--- SOURCE MATERIAL Enclosed Below ---

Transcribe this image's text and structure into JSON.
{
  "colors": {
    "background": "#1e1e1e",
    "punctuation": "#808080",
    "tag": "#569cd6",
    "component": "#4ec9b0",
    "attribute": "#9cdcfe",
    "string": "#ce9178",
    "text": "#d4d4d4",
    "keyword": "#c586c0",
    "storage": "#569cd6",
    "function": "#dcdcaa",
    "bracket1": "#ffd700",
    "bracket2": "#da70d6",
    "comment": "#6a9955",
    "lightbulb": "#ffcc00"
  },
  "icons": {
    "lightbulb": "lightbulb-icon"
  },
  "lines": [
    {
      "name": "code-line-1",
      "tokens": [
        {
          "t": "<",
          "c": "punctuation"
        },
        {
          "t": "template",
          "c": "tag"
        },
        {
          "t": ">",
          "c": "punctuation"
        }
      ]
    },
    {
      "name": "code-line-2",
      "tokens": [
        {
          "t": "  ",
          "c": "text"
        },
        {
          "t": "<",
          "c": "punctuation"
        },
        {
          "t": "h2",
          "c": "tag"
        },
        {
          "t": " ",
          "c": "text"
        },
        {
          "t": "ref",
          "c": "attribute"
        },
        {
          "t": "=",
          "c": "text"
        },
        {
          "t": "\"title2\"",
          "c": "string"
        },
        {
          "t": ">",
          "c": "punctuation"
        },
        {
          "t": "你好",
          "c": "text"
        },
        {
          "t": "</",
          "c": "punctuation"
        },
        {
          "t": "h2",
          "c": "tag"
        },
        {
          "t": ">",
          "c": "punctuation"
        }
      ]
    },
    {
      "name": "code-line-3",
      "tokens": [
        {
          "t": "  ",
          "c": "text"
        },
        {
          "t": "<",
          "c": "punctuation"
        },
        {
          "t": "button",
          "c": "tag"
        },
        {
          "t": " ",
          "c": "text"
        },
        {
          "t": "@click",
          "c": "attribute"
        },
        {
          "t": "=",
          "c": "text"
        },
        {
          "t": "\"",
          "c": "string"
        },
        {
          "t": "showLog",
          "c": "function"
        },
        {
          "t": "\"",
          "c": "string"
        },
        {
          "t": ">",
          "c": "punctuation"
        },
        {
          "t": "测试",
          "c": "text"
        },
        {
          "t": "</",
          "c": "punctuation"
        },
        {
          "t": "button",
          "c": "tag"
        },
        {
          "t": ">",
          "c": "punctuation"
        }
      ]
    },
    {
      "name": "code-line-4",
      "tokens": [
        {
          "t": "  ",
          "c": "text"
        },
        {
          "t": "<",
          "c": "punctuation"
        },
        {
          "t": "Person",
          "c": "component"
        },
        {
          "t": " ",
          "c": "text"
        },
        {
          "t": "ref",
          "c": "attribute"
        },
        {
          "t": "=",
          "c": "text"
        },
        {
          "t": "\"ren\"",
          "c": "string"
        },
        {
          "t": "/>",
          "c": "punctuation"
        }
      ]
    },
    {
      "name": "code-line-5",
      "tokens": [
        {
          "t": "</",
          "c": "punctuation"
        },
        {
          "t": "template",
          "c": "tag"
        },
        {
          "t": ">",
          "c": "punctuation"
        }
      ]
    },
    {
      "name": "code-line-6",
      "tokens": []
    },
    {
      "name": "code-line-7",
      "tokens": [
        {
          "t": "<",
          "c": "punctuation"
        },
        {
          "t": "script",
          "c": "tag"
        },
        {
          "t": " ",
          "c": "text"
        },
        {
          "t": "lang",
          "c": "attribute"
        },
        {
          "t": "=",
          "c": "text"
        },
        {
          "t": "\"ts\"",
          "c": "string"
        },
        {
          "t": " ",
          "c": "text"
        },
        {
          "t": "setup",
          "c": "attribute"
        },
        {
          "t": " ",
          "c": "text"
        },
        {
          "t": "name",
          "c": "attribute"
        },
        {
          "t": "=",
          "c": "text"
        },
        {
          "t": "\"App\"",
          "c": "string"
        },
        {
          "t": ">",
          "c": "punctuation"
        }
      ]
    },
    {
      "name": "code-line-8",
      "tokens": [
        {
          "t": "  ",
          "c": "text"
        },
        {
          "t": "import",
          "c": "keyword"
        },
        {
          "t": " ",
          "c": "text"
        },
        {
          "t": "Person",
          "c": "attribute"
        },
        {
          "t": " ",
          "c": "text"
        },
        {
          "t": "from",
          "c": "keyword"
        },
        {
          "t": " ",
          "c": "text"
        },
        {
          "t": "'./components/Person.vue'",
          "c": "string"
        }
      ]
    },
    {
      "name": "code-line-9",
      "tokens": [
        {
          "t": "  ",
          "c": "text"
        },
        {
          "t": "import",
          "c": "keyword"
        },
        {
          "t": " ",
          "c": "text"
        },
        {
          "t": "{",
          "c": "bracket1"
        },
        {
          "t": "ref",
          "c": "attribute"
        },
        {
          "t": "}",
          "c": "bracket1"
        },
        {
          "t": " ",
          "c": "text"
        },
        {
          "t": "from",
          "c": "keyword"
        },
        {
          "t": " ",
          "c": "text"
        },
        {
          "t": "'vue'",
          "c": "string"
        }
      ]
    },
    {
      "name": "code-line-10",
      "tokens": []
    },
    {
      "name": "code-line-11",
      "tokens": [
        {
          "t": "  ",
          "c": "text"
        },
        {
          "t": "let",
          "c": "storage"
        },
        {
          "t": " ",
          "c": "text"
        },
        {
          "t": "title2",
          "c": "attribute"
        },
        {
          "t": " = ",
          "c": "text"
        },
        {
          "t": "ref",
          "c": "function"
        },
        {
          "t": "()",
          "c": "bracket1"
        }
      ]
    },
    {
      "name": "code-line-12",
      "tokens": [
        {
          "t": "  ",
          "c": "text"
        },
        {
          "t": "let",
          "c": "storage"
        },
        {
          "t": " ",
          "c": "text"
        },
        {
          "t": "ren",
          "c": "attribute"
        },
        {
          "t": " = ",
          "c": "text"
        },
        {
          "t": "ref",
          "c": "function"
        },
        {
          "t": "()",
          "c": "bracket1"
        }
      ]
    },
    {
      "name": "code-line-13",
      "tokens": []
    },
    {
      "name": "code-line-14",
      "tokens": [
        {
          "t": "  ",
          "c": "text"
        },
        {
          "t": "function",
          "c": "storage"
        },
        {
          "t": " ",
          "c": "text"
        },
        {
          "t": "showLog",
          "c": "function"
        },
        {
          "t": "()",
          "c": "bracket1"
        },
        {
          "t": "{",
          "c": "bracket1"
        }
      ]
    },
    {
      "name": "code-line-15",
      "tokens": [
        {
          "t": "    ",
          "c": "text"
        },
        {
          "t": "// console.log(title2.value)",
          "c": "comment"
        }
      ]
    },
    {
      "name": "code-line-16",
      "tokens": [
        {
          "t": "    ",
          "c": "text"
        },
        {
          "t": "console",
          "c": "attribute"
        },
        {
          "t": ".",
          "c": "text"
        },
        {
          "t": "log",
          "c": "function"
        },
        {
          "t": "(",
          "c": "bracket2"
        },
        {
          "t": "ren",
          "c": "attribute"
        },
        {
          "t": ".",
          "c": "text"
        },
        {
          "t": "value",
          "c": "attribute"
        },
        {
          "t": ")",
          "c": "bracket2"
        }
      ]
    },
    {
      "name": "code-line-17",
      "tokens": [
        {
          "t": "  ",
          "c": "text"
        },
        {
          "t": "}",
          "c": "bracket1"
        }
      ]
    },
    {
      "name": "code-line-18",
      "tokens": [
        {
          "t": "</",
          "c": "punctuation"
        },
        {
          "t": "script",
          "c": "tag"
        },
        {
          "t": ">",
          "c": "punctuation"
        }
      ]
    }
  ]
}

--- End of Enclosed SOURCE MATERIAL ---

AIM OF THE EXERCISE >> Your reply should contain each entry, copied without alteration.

FINISHED TASK >>
Transcribe this image's text and structure into JSON.
{
  "colors": {
    "background": "#1e1e1e",
    "punctuation": "#808080",
    "tag": "#569cd6",
    "component": "#4ec9b0",
    "attribute": "#9cdcfe",
    "string": "#ce9178",
    "text": "#d4d4d4",
    "keyword": "#c586c0",
    "storage": "#569cd6",
    "function": "#dcdcaa",
    "bracket1": "#ffd700",
    "bracket2": "#da70d6",
    "comment": "#6a9955",
    "lightbulb": "#ffcc00"
  },
  "icons": {
    "lightbulb": "lightbulb-icon"
  },
  "lines": [
    {
      "name": "code-line-1",
      "tokens": [
        {
          "t": "<",
          "c": "punctuation"
        },
        {
          "t": "template",
          "c": "tag"
        },
        {
          "t": ">",
          "c": "punctuation"
        }
      ]
    },
    {
      "name": "code-line-2",
      "tokens": [
        {
          "t": "  ",
          "c": "text"
        },
        {
          "t": "<",
          "c": "punctuation"
        },
        {
          "t": "h2",
          "c": "tag"
        },
        {
          "t": " ",
          "c": "text"
        },
        {
          "t": "ref",
          "c": "attribute"
        },
        {
          "t": "=",
          "c": "text"
        },
        {
          "t": "\"title2\"",
          "c": "string"
        },
        {
          "t": ">",
          "c": "punctuation"
        },
        {
          "t": "你好",
          "c": "text"
        },
        {
          "t": "</",
          "c": "punctuation"
        },
        {
          "t": "h2",
          "c": "tag"
        },
        {
          "t": ">",
          "c": "punctuation"
        }
      ]
    },
    {
      "name": "code-line-3",
      "tokens": [
        {
          "t": "  ",
          "c": "text"
        },
        {
          "t": "<",
          "c": "punctuation"
        },
        {
          "t": "button",
          "c": "tag"
        },
        {
          "t": " ",
          "c": "text"
        },
        {
          "t": "@click",
          "c": "attribute"
        },
        {
          "t": "=",
          "c": "text"
        },
        {
          "t": "\"",
          "c": "string"
        },
        {
          "t": "showLog",
          "c": "function"
        },
        {
          "t": "\"",
          "c": "string"
        },
        {
          "t": ">",
          "c": "punctuation"
        },
        {
          "t": "测试",
          "c": "text"
        },
        {
          "t": "</",
          "c": "punctuation"
        },
        {
          "t": "button",
          "c": "tag"
        },
        {
          "t": ">",
          "c": "punctuation"
        }
      ]
    },
    {
      "name": "code-line-4",
      "tokens": [
        {
          "t": "  ",
          "c": "text"
        },
        {
          "t": "<",
          "c": "punctuation"
        },
        {
          "t": "Person",
          "c": "component"
        },
        {
          "t": " ",
          "c": "text"
        },
        {
          "t": "ref",
          "c": "attribute"
        },
        {
          "t": "=",
          "c": "text"
        },
        {
          "t": "\"ren\"",
          "c": "string"
        },
        {
          "t": "/>",
          "c": "punctuation"
        }
      ]
    },
    {
      "name": "code-line-5",
      "tokens": [
        {
          "t": "</",
          "c": "punctuation"
        },
        {
          "t": "template",
          "c": "tag"
        },
        {
          "t": ">",
          "c": "punctuation"
        }
      ]
    },
    {
      "name": "code-line-6",
      "tokens": []
    },
    {
      "name": "code-line-7",
      "tokens": [
        {
          "t": "<",
          "c": "punctuation"
        },
        {
          "t": "script",
          "c": "tag"
        },
        {
          "t": " ",
          "c": "text"
        },
        {
          "t": "lang",
          "c": "attribute"
        },
        {
          "t": "=",
          "c": "text"
        },
        {
          "t": "\"ts\"",
          "c": "string"
        },
        {
          "t": " ",
          "c": "text"
        },
        {
          "t": "setup",
          "c": "attribute"
        },
        {
          "t": " ",
          "c": "text"
        },
        {
          "t": "name",
          "c": "attribute"
        },
        {
          "t": "=",
          "c": "text"
        },
        {
          "t": "\"App\"",
          "c": "string"
        },
        {
          "t": ">",
          "c": "punctuation"
        }
      ]
    },
    {
      "name": "code-line-8",
      "tokens": [
        {
          "t": "  ",
          "c": "text"
        },
        {
          "t": "import",
          "c": "keyword"
        },
        {
          "t": " ",
          "c": "text"
        },
        {
          "t": "Person",
          "c": "attribute"
        },
        {
          "t": " ",
          "c": "text"
        },
        {
          "t": "from",
          "c": "keyword"
        },
        {
          "t": " ",
          "c": "text"
        },
        {
          "t": "'./components/Person.vue'",
          "c": "string"
        }
      ]
    },
    {
      "name": "code-line-9",
      "tokens": [
        {
          "t": "  ",
          "c": "text"
        },
        {
          "t": "import",
          "c": "keyword"
        },
        {
          "t": " ",
          "c": "text"
        },
        {
          "t": "{",
          "c": "bracket1"
        },
        {
          "t": "ref",
          "c": "attribute"
        },
        {
          "t": "}",
          "c": "bracket1"
        },
        {
          "t": " ",
          "c": "text"
        },
        {
          "t": "from",
          "c": "keyword"
        },
        {
          "t": " ",
          "c": "text"
        },
        {
          "t": "'vue'",
          "c": "string"
        }
      ]
    },
    {
      "name": "code-line-10",
      "tokens": []
    },
    {
      "name": "code-line-11",
      "tokens": [
        {
          "t": "  ",
          "c": "text"
        },
        {
          "t": "let",
          "c": "storage"
        },
        {
          "t": " ",
          "c": "text"
        },
        {
          "t": "title2",
          "c": "attribute"
        },
        {
          "t": " = ",
          "c": "text"
        },
        {
          "t": "ref",
          "c": "function"
        },
        {
          "t": "()",
          "c": "bracket1"
        }
      ]
    },
    {
      "name": "code-line-12",
      "tokens": [
        {
          "t": "  ",
          "c": "text"
        },
        {
          "t": "let",
          "c": "storage"
        },
        {
          "t": " ",
          "c": "text"
        },
        {
          "t": "ren",
          "c": "attribute"
        },
        {
          "t": " = ",
          "c": "text"
        },
        {
          "t": "ref",
          "c": "function"
        },
        {
          "t": "()",
          "c": "bracket1"
        }
      ]
    },
    {
      "name": "code-line-13",
      "tokens": []
    },
    {
      "name": "code-line-14",
      "tokens": [
        {
          "t": "  ",
          "c": "text"
        },
        {
          "t": "function",
          "c": "storage"
        },
        {
          "t": " ",
          "c": "text"
        },
        {
          "t": "showLog",
          "c": "function"
        },
        {
          "t": "()",
          "c": "bracket1"
        },
        {
          "t": "{",
          "c": "bracket1"
        }
      ]
    },
    {
      "name": "code-line-15",
      "tokens": [
        {
          "t": "    ",
          "c": "text"
        },
        {
          "t": "// console.log(title2.value)",
          "c": "comment"
        }
      ]
    },
    {
      "name": "code-line-16",
      "tokens": [
        {
          "t": "    ",
          "c": "text"
        },
        {
          "t": "console",
          "c": "attribute"
        },
        {
          "t": ".",
          "c": "text"
        },
        {
          "t": "log",
          "c": "function"
        },
        {
          "t": "(",
          "c": "bracket2"
        },
        {
          "t": "ren",
          "c": "attribute"
        },
        {
          "t": ".",
          "c": "text"
        },
        {
          "t": "value",
          "c": "attribute"
        },
        {
          "t": ")",
          "c": "bracket2"
        }
      ]
    },
    {
      "name": "code-line-17",
      "tokens": [
        {
          "t": "  ",
          "c": "text"
        },
        {
          "t": "}",
          "c": "bracket1"
        }
      ]
    },
    {
      "name": "code-line-18",
      "tokens": [
        {
          "t": "</",
          "c": "punctuation"
        },
        {
          "t": "script",
          "c": "tag"
        },
        {
          "t": ">",
          "c": "punctuation"
        }
      ]
    }
  ]
}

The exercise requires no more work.